To do: From the entries below, give the number of lines where the word "subtitle" occurs, and nothing else.

-- Data provided follows --

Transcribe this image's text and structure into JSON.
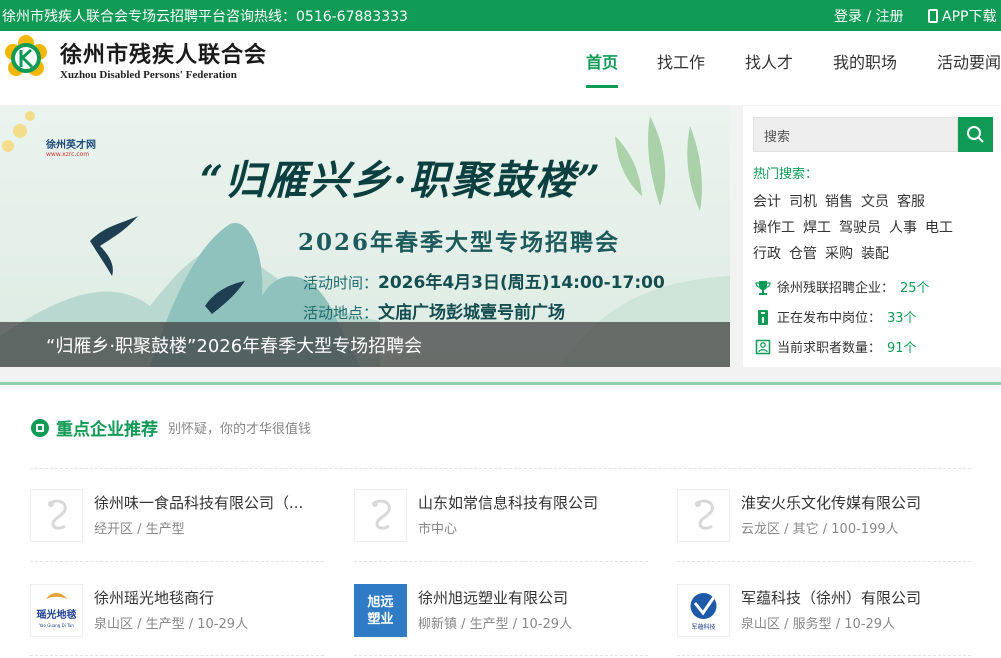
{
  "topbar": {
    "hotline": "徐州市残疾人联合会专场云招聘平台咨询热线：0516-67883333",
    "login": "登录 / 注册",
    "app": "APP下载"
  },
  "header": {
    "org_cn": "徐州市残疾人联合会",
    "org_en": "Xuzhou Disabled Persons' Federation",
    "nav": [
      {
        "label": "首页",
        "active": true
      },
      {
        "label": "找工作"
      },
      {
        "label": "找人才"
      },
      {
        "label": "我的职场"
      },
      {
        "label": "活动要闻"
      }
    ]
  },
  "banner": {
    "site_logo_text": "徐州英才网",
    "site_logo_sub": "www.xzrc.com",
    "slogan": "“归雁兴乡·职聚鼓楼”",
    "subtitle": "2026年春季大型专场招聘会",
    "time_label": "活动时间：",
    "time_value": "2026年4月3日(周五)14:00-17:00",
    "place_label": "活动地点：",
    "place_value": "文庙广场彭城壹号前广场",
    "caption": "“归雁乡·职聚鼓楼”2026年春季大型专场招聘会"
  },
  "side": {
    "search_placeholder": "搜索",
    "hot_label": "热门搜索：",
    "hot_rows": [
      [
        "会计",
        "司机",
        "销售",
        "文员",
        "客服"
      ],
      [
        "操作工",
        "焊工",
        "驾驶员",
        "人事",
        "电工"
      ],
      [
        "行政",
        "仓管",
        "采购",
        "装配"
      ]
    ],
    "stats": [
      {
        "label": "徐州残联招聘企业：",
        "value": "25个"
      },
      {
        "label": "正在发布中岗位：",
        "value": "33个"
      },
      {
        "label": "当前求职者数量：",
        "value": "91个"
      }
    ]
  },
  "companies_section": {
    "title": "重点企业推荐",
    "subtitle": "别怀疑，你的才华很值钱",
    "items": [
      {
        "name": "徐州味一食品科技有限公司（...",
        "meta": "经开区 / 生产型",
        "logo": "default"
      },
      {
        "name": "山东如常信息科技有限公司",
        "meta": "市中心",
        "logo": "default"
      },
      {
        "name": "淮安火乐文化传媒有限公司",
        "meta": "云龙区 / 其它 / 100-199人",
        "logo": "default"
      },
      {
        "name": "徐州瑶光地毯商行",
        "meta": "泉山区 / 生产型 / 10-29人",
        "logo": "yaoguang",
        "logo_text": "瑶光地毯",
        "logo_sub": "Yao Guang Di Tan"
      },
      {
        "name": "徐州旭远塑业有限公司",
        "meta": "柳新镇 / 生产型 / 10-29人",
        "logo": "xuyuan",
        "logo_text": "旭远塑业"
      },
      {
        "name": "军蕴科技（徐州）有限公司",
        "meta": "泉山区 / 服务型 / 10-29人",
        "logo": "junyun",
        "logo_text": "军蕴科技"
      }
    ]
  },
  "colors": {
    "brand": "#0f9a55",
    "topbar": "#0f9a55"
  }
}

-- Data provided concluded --

Reply: 2